gDT up but some mixed signals

gDT rose this morning by 2.4%.  As can be seen from the following image, Butter, Anhydrous Milk Fat and Butter Milk Powder all rose strongly.  There were a couple of falls but even Whole Milk Powder rose by 1.4%.

Remaining confident

2014/15 will be a low point in terms of milk price and dairy farm profitability.  The highs of 2013/14 seem a long time ago.

A few charts are illuminating.  The first shows what has happened with Chinese Demand; they bought heavily in H1 and are now drawing on reserves H2.  The consequence was a high milk price in 2013/14 and now a very low milk price in 2014/15.

Taking the long term view

This week Fonterra and Open Country have announced further reductions in their forecast milk prices for this current season to $4.65/kgms (OCD) and $4.70/kgms (Fonterra). Synlait has also indicated its price to suppliers this season will "start with a 4".

These are unpleasantly low milk prices and unfortunately many dairy farm businesses will struggle to generate profits at this price level.

All eyes on gDT (again)

The last gDT result was interesting in that there was a significant step-up in forward prices for whole milk powder delivered in contract periods 4 and 5 (four and five months in advance).  March prices were up 7.5% and April prices were up 10.4%.

This may, or may not, indicate increasing interest in next year's production and an increasing price trend.  The auction this week will be interesting - particularly the forward prices for WMP. 

Farmers need help

Farmers are struggling with cost appreciation - with an increased cost structure of 40% since 2005.  And milk prices have been coming back regularly - farmers need support managing volatile milk prices.

This message would resonate well in NZ, apart from the 'support' part.  This is a reworded extract of an article which quotes the President of the Irish Farmers Association:

Graphs tell the story

Another big fall for gDT prices today; Whole Milk Powder prices falling by 10% today.  A lot has happened in six months since record breaking prices with the Kiwi dollar now starting to respond.

An analysis of gDT results show previous down-turns in terms of the number of fortnights from the point of price reduction - the data is cumulative.  At present the price reduction is looking similar to the 2008 event.  Recovery in 2008 occurred quite quickly with a very good milk price received in 2009/10.

What $5.30 means

Today Fonterra announced a further revision of the milk price of $5.30 per kilogram of milksolids for the 2014/15 season.  It seems a long time ago since it was $8.40/kg; we are still receiving the final top up payments from that stellar year.  The revision today follows an opening price of $7/kgms and a reduction to $6/kgms in July.

The reductions reflect an overhang of supply, particularly from NZ but also from the EU and US, and stockpiles built up earlier in the year.

A 'Phew moment'

There is always a point where a market in decline rights itself (assuming no fundamental demand issue).  It is too early to say we have reached that point after gDT had a "0% change result" last week.  But there are a number of factors which do suggest some optimism.

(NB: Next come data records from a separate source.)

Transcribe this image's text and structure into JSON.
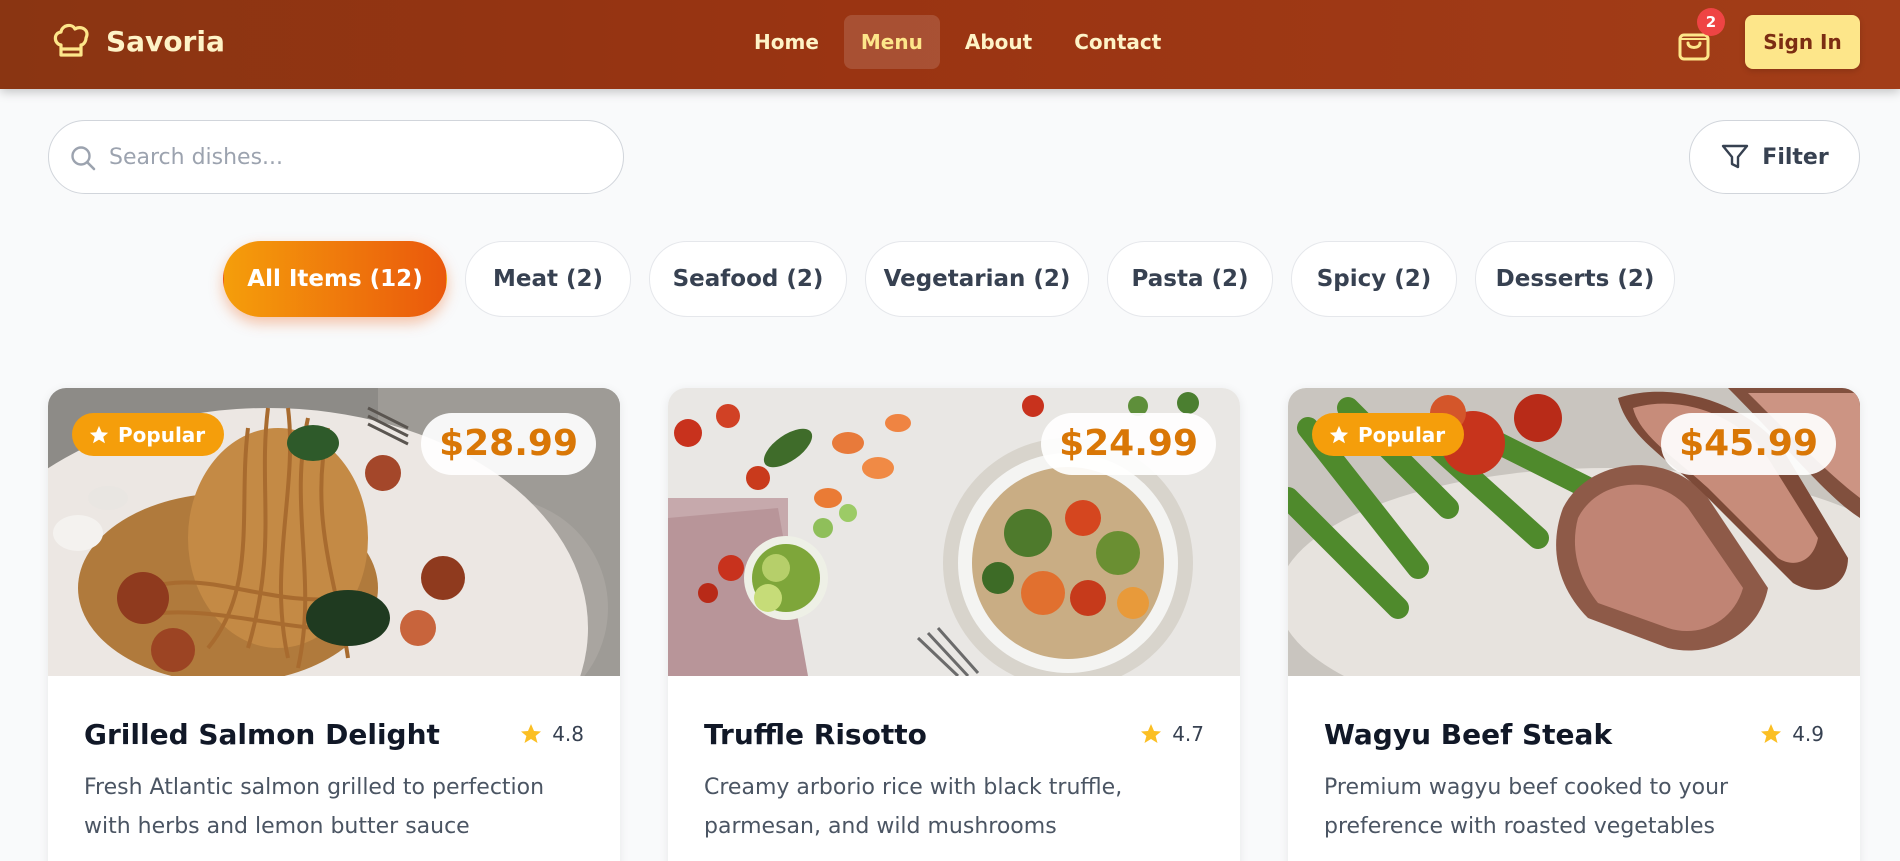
{
  "header": {
    "brand": "Savoria",
    "nav": [
      {
        "label": "Home",
        "active": false
      },
      {
        "label": "Menu",
        "active": true
      },
      {
        "label": "About",
        "active": false
      },
      {
        "label": "Contact",
        "active": false
      }
    ],
    "cart_count": "2",
    "signin_label": "Sign In"
  },
  "search": {
    "placeholder": "Search dishes...",
    "value": ""
  },
  "filter_label": "Filter",
  "categories": [
    {
      "label": "All Items (12)",
      "active": true
    },
    {
      "label": "Meat (2)",
      "active": false
    },
    {
      "label": "Seafood (2)",
      "active": false
    },
    {
      "label": "Vegetarian (2)",
      "active": false
    },
    {
      "label": "Pasta (2)",
      "active": false
    },
    {
      "label": "Spicy (2)",
      "active": false
    },
    {
      "label": "Desserts (2)",
      "active": false
    }
  ],
  "dishes": [
    {
      "name": "Grilled Salmon Delight",
      "price": "$28.99",
      "rating": "4.8",
      "popular": true,
      "badge_label": "Popular",
      "description": "Fresh Atlantic salmon grilled to perfection with herbs and lemon butter sauce",
      "image": "spaghetti-with-tomatoes"
    },
    {
      "name": "Truffle Risotto",
      "price": "$24.99",
      "rating": "4.7",
      "popular": false,
      "badge_label": "",
      "description": "Creamy arborio rice with black truffle, parmesan, and wild mushrooms",
      "image": "vegetable-grain-bowl"
    },
    {
      "name": "Wagyu Beef Steak",
      "price": "$45.99",
      "rating": "4.9",
      "popular": true,
      "badge_label": "Popular",
      "description": "Premium wagyu beef cooked to your preference with roasted vegetables",
      "image": "sliced-steak-with-asparagus"
    }
  ],
  "colors": {
    "header": "#9a3412",
    "accent": "#f59e0b",
    "accent_dark": "#ea580c",
    "price": "#d97706",
    "star": "#fbbf24",
    "badge": "#ef4444"
  },
  "icons": {
    "logo": "chef-hat-icon",
    "cart": "shopping-bag-icon",
    "search": "search-icon",
    "filter": "funnel-icon",
    "rating": "star-icon"
  }
}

Interesting week...

Good to see some positive direction come out of Fonterra this week with the announcement of their investment in, and joint venture with, Beingmate from China and the plant expansions in the Waikato and Southland.  

Where will all the Cheese go?

Russia has announced a ban on food imports from many western nations including the EU and the USA (not NZ).  Russia is a major importer of cheese - most of the exports from the EU and US are cheese as shown in the following graphic from Fresh Logic.